During an interview with VIBE.com, stic.man elaborated on comments he had previously made on his Facebook page, stating that only those in the studio would know how the records were created.
“At the end of the day, I just feel like the people who are saying different things about the process of how that record was created I’m wondering, where were you at?” he said. “To be totally honest, me and M1 went to Cali at the request of Nas. And we would be in the studio together working on stuff with nobody else there except Nas, who would come in and leave. I think people are making assumptions because of the content of the record.
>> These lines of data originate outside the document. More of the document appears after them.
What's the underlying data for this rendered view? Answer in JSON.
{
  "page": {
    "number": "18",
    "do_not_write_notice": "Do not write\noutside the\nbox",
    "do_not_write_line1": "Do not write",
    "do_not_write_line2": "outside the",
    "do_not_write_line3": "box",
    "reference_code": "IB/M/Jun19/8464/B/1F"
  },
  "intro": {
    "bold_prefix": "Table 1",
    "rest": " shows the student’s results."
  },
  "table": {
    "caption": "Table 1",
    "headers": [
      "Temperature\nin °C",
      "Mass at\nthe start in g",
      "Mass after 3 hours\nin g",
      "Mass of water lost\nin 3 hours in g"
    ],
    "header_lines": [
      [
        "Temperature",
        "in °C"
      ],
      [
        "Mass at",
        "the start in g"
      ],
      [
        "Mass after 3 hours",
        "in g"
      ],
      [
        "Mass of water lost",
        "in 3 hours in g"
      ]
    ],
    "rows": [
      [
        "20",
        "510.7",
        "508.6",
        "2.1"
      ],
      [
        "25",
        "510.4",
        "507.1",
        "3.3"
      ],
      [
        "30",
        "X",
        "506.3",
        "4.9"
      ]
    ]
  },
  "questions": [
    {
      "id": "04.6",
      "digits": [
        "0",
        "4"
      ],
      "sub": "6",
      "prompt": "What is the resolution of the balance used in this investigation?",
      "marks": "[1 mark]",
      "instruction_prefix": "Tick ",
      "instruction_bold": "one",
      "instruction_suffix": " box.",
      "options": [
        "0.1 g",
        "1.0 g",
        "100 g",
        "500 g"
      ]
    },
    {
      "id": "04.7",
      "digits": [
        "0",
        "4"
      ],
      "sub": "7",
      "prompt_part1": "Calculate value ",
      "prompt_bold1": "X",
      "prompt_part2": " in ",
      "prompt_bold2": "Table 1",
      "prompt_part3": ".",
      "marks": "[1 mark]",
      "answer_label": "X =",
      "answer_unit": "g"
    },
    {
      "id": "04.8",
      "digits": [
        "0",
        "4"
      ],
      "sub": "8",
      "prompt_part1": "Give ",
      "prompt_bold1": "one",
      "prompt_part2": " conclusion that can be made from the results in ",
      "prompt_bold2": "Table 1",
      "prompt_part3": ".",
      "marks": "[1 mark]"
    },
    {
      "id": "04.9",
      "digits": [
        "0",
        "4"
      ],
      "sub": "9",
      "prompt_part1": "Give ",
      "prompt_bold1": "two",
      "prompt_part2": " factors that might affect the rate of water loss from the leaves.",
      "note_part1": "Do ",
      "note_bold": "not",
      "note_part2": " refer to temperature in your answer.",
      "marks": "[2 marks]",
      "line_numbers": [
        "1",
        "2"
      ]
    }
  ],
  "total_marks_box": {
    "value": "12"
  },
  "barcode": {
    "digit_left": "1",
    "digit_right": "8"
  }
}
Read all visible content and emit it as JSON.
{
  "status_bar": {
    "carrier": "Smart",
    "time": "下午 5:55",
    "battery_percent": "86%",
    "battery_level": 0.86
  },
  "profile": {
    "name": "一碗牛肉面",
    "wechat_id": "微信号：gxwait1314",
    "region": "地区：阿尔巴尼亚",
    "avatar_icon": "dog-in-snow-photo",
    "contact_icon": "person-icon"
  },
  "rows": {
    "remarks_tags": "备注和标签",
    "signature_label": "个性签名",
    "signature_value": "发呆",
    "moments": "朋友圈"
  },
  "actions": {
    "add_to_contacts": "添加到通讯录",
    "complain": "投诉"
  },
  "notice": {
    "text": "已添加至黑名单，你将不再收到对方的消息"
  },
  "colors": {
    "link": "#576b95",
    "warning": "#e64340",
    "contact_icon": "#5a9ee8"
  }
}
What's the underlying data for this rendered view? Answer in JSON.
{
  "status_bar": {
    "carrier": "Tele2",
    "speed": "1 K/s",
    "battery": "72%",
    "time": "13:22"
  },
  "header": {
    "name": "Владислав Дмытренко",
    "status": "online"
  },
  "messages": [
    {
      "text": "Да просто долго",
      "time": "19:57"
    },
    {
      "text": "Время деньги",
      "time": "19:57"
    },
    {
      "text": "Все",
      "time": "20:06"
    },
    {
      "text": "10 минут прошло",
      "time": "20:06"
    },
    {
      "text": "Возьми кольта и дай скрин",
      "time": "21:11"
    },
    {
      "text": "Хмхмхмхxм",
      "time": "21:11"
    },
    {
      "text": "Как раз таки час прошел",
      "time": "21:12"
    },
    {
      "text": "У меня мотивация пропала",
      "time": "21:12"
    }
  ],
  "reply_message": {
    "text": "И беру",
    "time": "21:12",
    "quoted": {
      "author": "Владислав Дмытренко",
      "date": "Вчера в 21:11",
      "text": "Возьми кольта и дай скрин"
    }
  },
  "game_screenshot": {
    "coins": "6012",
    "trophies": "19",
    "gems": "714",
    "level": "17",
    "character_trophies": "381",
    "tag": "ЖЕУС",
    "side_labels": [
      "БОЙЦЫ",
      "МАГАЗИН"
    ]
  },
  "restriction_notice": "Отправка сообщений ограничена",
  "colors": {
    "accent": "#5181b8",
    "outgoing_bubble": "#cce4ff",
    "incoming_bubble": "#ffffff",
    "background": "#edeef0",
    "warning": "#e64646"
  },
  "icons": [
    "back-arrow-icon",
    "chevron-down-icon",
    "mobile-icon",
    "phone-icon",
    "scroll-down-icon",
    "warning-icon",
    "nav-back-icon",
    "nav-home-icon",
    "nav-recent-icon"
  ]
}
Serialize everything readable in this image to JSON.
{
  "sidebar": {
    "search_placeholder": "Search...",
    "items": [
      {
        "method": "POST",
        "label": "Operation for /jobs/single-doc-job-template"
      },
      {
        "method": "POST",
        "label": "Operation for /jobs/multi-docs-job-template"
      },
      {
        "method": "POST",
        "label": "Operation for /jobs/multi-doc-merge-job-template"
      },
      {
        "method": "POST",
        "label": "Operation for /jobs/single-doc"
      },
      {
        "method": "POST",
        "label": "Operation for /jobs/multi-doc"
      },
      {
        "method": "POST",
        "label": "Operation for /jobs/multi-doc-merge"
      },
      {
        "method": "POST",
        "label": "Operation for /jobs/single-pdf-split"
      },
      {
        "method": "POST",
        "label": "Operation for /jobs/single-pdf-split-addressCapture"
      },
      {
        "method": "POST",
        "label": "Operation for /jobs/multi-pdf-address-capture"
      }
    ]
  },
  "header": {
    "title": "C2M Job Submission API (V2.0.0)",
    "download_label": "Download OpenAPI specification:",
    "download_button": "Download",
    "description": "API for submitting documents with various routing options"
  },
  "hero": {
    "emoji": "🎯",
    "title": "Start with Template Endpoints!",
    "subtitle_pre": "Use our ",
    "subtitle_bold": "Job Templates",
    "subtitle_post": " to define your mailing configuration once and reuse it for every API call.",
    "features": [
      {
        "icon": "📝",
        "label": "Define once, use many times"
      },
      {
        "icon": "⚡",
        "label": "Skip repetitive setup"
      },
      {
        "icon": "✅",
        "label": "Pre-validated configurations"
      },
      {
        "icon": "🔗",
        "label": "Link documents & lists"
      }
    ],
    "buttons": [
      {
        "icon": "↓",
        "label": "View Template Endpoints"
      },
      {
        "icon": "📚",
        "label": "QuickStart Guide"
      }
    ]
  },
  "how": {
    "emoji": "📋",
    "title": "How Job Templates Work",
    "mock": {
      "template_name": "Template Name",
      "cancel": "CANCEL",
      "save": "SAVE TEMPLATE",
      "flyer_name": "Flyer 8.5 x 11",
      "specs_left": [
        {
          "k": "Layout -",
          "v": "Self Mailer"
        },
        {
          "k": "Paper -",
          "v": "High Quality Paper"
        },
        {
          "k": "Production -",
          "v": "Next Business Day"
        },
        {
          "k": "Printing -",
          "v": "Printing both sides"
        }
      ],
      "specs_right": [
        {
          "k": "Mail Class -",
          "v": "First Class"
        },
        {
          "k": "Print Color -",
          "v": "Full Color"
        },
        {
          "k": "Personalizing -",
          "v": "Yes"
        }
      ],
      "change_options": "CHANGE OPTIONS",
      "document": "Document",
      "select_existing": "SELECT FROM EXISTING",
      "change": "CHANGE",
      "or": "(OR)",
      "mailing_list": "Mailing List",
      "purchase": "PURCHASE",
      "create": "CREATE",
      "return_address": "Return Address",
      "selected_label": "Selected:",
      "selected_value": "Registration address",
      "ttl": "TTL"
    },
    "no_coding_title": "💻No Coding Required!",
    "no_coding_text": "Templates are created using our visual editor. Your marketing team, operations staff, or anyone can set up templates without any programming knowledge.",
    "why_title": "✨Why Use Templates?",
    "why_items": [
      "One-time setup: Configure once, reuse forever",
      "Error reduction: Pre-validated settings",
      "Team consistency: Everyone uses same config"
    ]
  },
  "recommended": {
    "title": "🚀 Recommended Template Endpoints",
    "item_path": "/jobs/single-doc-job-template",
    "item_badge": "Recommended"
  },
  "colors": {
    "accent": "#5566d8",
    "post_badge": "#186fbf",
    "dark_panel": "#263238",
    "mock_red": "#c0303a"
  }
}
It’s gone from the collaboration that we did with Nas, which involved producing, idea exchanging and writing hooks, which is one thing, to us being ghostwriters.”
He clarified what he considers as ghostwriting, stating that he never actually wrote words that Nas would later say on the record. stic.man went in depth about how the connection was made between dead prez and Esco, stating that they were brought out to L.A. to help develop ideas.
“To me, ghostwriting, as far as I know, is hiring somebody to write words for you to actually say. That didn’t happen. The way we got hired for Nas’ project wasn’t clear up front. M1 was in L.A. before I came to L.A. and he was like, ‘Nas wants to bring you out here to work on this project.’ I remembered thinking we were just going to do a song together. But I later found out we were there to work in general: production, writing and ideas to help develop some of the songs on the album. So of course I’m thinking, ‘It’s called the Nigger album so that means you want dead prez type songs together, right?’ But it was revealed to me that Nas wasn’t looking for that. He didn’t want us to rap. He wanted help with beats and concepts. And that surprised me because I’m thinking, ‘You want beats??? Of all the people to make beats for, you want us to make beats?” I was like, ‘Wow.'”